  --Steve Biko, anti-apartheid activist (1946-1977)

(175:1.8) But you all behold how the Father's mercy is slighted and how the messengers of truth are rejected. Nevertheless, I admonish you that these scribes and Pharisees still sit in Moses' seat, and therefore, until the Most Highs who rule in the kingdoms of men shall finally overthrow this nation and destroy the place of these rulers, I bid you co-operate with these elders in Israel. You are not required to unite with them in their plans to destroy the Son of Man, but in everything related to the peace of Israel you are to be subject to them. In all these matters do whatsoever they bid you and observe the essentials of the law but do not pattern after their evil works. Remember, this is the sin of these rulers: They say that which is good, but they do it not. You well know how these leaders bind heavy burdens on your shoulders, burdens grievous to bear, and that they will not lift as much as one finger to help you bear these weighty burdens.

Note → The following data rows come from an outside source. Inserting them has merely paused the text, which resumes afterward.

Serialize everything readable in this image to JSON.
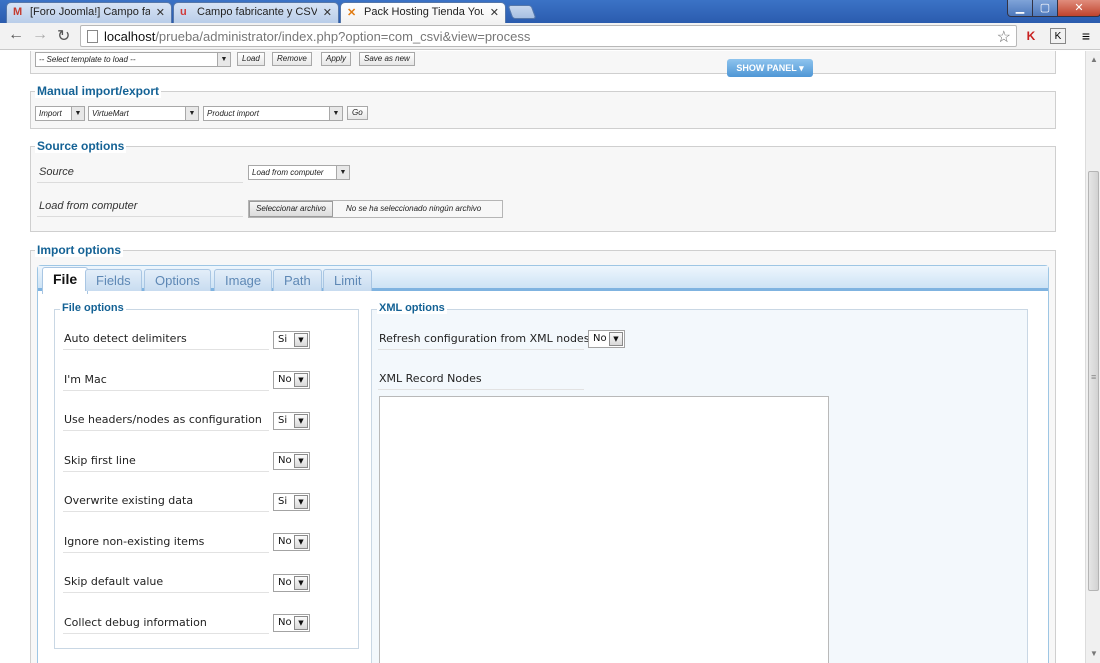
{
  "browser": {
    "tabs": [
      {
        "icon": "M",
        "label": "[Foro Joomla!] Campo fab",
        "active": false
      },
      {
        "icon": "u",
        "label": "Campo fabricante y CSVI",
        "active": false
      },
      {
        "icon": "✕",
        "label": "Pack Hosting Tienda Your",
        "active": true
      }
    ],
    "url_host": "localhost",
    "url_path": "/prueba/administrator/index.php?option=com_csvi&view=process"
  },
  "template_bar": {
    "select_placeholder": "-- Select template to load --",
    "buttons": [
      "Load",
      "Remove",
      "Apply",
      "Save as new"
    ],
    "show_panel": "SHOW PANEL"
  },
  "manual": {
    "legend": "Manual import/export",
    "action": "Import",
    "component": "VirtueMart",
    "operation": "Product import",
    "go": "Go"
  },
  "source": {
    "legend": "Source options",
    "source_label": "Source",
    "source_value": "Load from computer",
    "computer_label": "Load from computer",
    "file_button": "Seleccionar archivo",
    "file_status": "No se ha seleccionado ningún archivo"
  },
  "import_options": {
    "legend": "Import options",
    "tabs": [
      "File",
      "Fields",
      "Options",
      "Image",
      "Path",
      "Limit"
    ],
    "file_options": {
      "legend": "File options",
      "rows": [
        {
          "label": "Auto detect delimiters",
          "value": "Si"
        },
        {
          "label": "I'm Mac",
          "value": "No"
        },
        {
          "label": "Use headers/nodes as configuration",
          "value": "Si"
        },
        {
          "label": "Skip first line",
          "value": "No"
        },
        {
          "label": "Overwrite existing data",
          "value": "Si"
        },
        {
          "label": "Ignore non-existing items",
          "value": "No"
        },
        {
          "label": "Skip default value",
          "value": "No"
        },
        {
          "label": "Collect debug information",
          "value": "No"
        }
      ]
    },
    "xml_options": {
      "legend": "XML options",
      "refresh_label": "Refresh configuration from XML nodes",
      "refresh_value": "No",
      "record_nodes_label": "XML Record Nodes"
    }
  }
}
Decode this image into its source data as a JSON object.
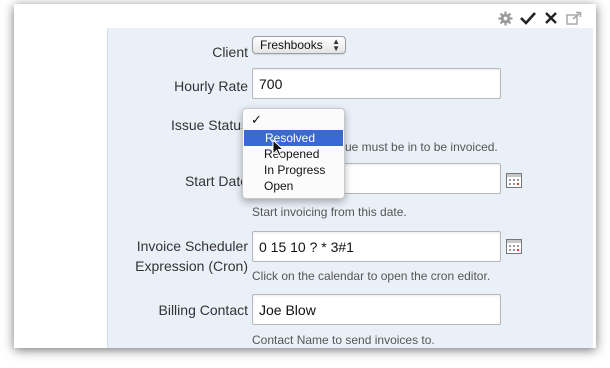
{
  "toolbar": {
    "icons": [
      "gear-icon",
      "check-icon",
      "close-icon",
      "popout-icon"
    ]
  },
  "form": {
    "client_label": "Client",
    "client_value": "Freshbooks",
    "rate_label": "Hourly Rate",
    "rate_value": "700",
    "status_label": "Issue Status",
    "status_help": "ue must be in to be invoiced.",
    "status_options": {
      "check": "✓",
      "resolved": "Resolved",
      "reopened": "Reopened",
      "inprogress": "In Progress",
      "open": "Open"
    },
    "start_label": "Start Date",
    "start_value": "",
    "start_help": "Start invoicing from this date.",
    "cron_label_1": "Invoice Scheduler",
    "cron_label_2": "Expression (Cron)",
    "cron_value": "0 15 10 ? * 3#1",
    "cron_help": "Click on the calendar to open the cron editor.",
    "contact_label": "Billing Contact",
    "contact_value": "Joe Blow",
    "contact_help": "Contact Name to send invoices to."
  },
  "colors": {
    "panel_bg": "#eaf0f8",
    "selection": "#3a69d6"
  }
}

They have oppressed you with ceremonies and enslaved you by traditions.

    Stephen Bantu Biko (18 December 1946–12 September 1977) was an anti-apartheid activist in South Africa in the 1960s and 1970s.
    A student leader, he later founded the Black Consciousness Movement which would empower and mobilize much of the urban black population. Since his death in police custody, he has been called a martyr of the anti-apartheid movement. While living, his writings and activism attempted to empower black people, and he was famous for his slogan "black is beautiful", which he described as meaning: "man, you are okay as you are, begin to look upon yourself as a human being".
    Even though Biko was never a member of the African National Congress (ANC), the ANC has included him in the pantheon of struggle heroes, going as far as using his image for campaign posters in South Africa's first non-racial elections in 1994. Nelson Mandela said of Biko: "They had to kill him to prolong the life of apartheid."